Once they have finished this stage of schooling at 15 or 16, they can then choose whether to attend a Secondary school until they are 19, or leave to enter the workforce. After graduating at 19 they can then attend a public, state, or private institution of higher education, which could be a university or a college, to complete their further education up to bachelors, masters or doctorate level.

Next to the public school system, Slovakia has a number of highly regarded international schools that teach in English and are particularly popular with expatriates who are only living in Slovakia with their kids. Additionally, there are also many universities that offer studies in English, due to the widespread popularity of the language amongst younger adults and children.

Healthcare in Slovakia

Like most other European countries, Slovakia has a state healthcare system, managed by the Ministry of Health of the Slovak Republic, where residents are entitled to free basic healthcare and further treatment by specialists, hospitalization, prescriptions, and pregnancy and childbirth services. However, some other services are only partially subsidized or must be paid for in full by local residents and expatriates alike.

Many of the state funded hospitals are also lacking in equipment and are in debt, and quality of care can vary from region to region. If you are an EU citizen moving to Slovakia, you will be able to use your EU health card to obtain free state healthcare. However, some services may not be available for free under this plan, and you are advised to contact the Ministry of Health for more specific information.

If you are not an EU citizen, or you want to supplement the free healthcare, then it is highly recommended that you take out private healthcare insurance instead.

Transportation in Slovakia

Transport in Slovakia is made easy by its well developed and properly funded road (over 720 km of motor- and expressways) and rail (over 3,660 km) transport networks. There are a number of different state funded rail networks operating in the country, including the main infrastructure operator Železnice Slovenskej Republiky (ZSR), which provides both passenger and freight services across the country. There is also a large bus network, which operates in many cities and towns across the country, as well as trams and trolleys in some of the larger cities. 

However, whilst public transport is very popular with a lot of the local residents and foreigners, many people also choose to drive their own cars. Be aware that many of the roads are subject to toll charges, but you can purchase a long or short term stamp card up front to avoid having to pay cash at every toll booth.
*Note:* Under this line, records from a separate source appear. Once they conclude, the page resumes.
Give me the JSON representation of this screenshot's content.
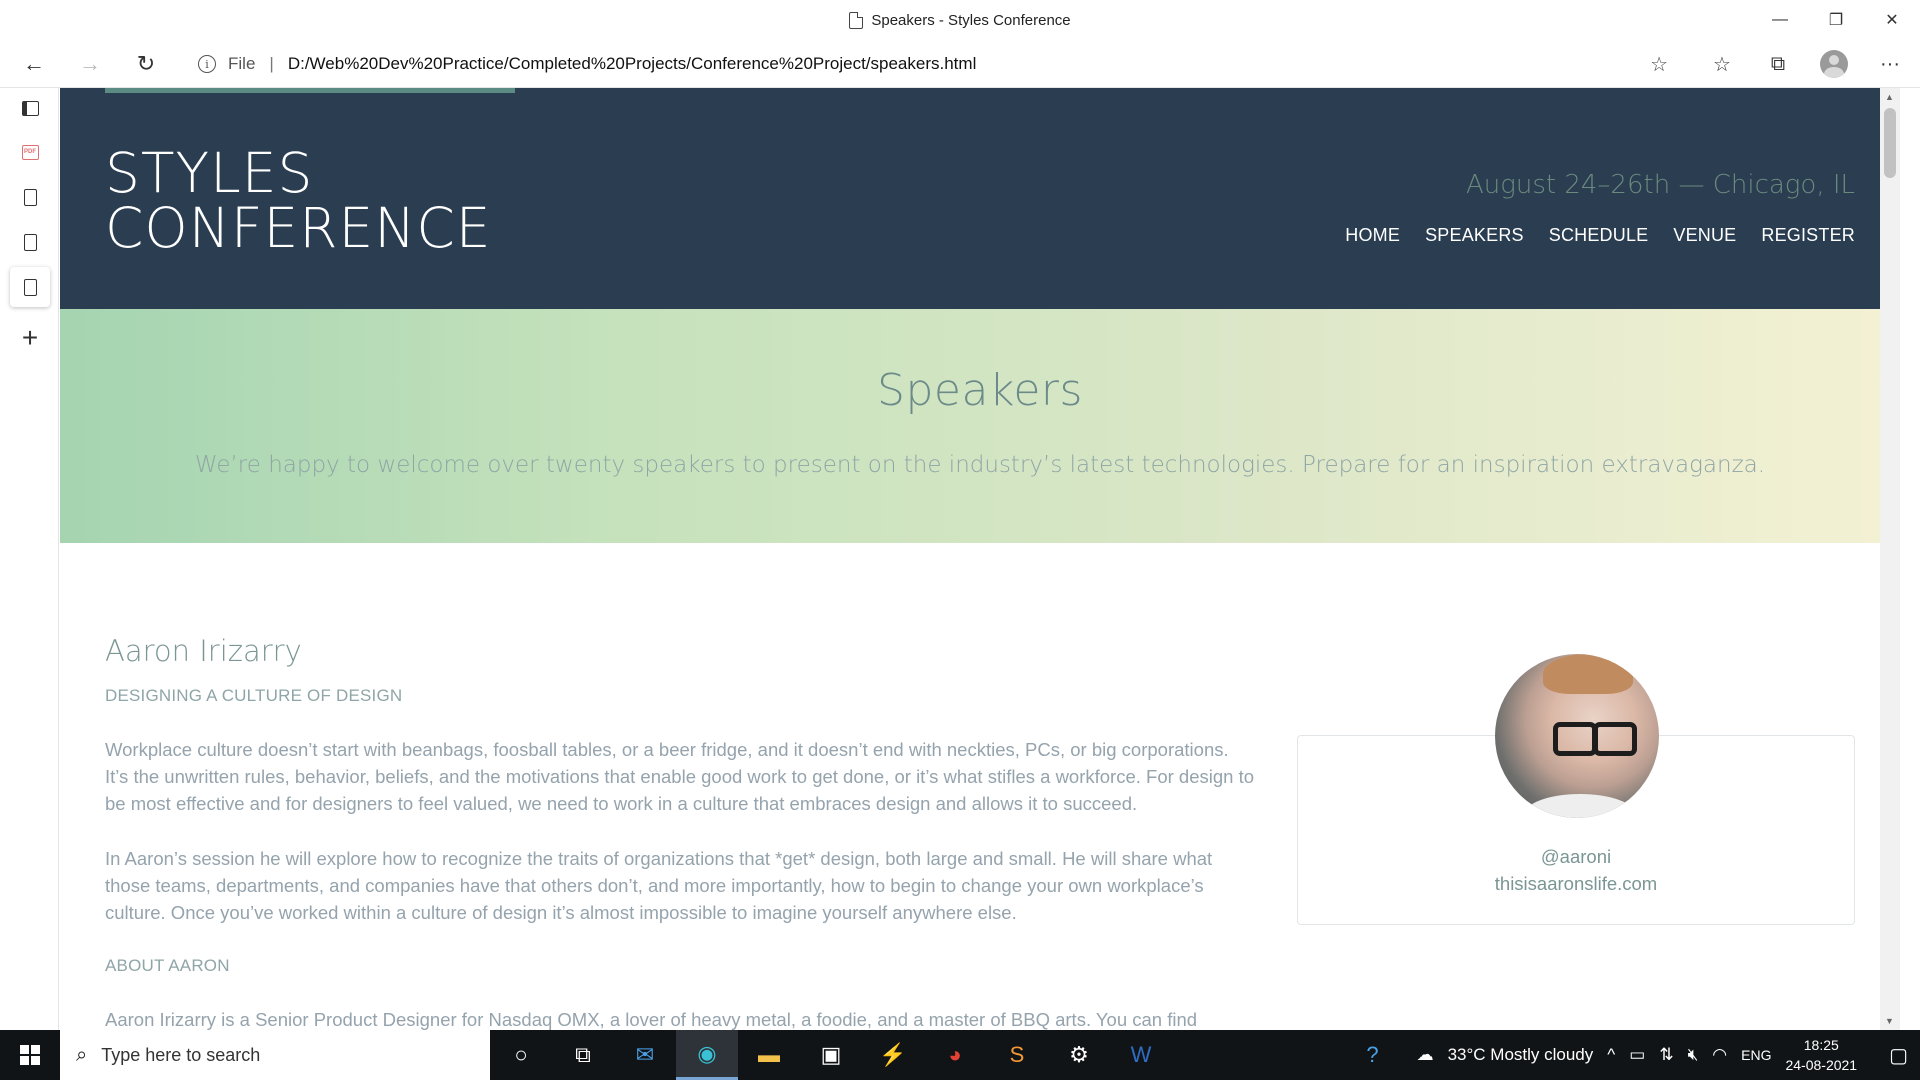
{
  "window": {
    "title": "Speakers - Styles Conference",
    "minimize": "—",
    "restore": "❐",
    "close": "✕"
  },
  "browser": {
    "back": "←",
    "forward": "→",
    "reload": "↻",
    "scheme": "File",
    "separator": "|",
    "url": "D:/Web%20Dev%20Practice/Completed%20Projects/Conference%20Project/speakers.html",
    "favorites_add_icon": "☆",
    "favorites_icon": "☆",
    "collections_icon": "⧉",
    "menu": "···"
  },
  "sidebar": {
    "add_tab": "+"
  },
  "site": {
    "logo_line1": "STYLES",
    "logo_line2": "CONFERENCE",
    "dates": "August 24–26th — Chicago, IL",
    "nav": [
      "HOME",
      "SPEAKERS",
      "SCHEDULE",
      "VENUE",
      "REGISTER"
    ],
    "hero_title": "Speakers",
    "hero_subtitle": "We’re happy to welcome over twenty speakers to present on the industry’s latest technologies. Prepare for an inspiration extravaganza.",
    "speaker": {
      "name": "Aaron Irizarry",
      "talk_title": "DESIGNING A CULTURE OF DESIGN",
      "para1": "Workplace culture doesn’t start with beanbags, foosball tables, or a beer fridge, and it doesn’t end with neckties, PCs, or big corporations. It’s the unwritten rules, behavior, beliefs, and the motivations that enable good work to get done, or it’s what stifles a workforce. For design to be most effective and for designers to feel valued, we need to work in a culture that embraces design and allows it to succeed.",
      "para2": "In Aaron’s session he will explore how to recognize the traits of organizations that *get* design, both large and small. He will share what those teams, departments, and companies have that others don’t, and more importantly, how to begin to change your own workplace’s culture. Once you’ve worked within a culture of design it’s almost impossible to imagine yourself anywhere else.",
      "about_title": "ABOUT AARON",
      "about_text": "Aaron Irizarry is a Senior Product Designer for Nasdaq OMX, a lover of heavy metal, a foodie, and a master of BBQ arts. You can find",
      "handle": "@aaroni",
      "website": "thisisaaronslife.com"
    }
  },
  "taskbar": {
    "search_placeholder": "Type here to search",
    "weather": "33°C  Mostly cloudy",
    "language": "ENG",
    "time": "18:25",
    "date": "24-08-2021"
  }
}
Speed limits (60 km/h in urban areas and 130 km/h on express and motorways) are strictly enforced, as is seat belt use. Like most of Europe, Slovakians drive on the right hand side of the road.

InterNations Expat Magazine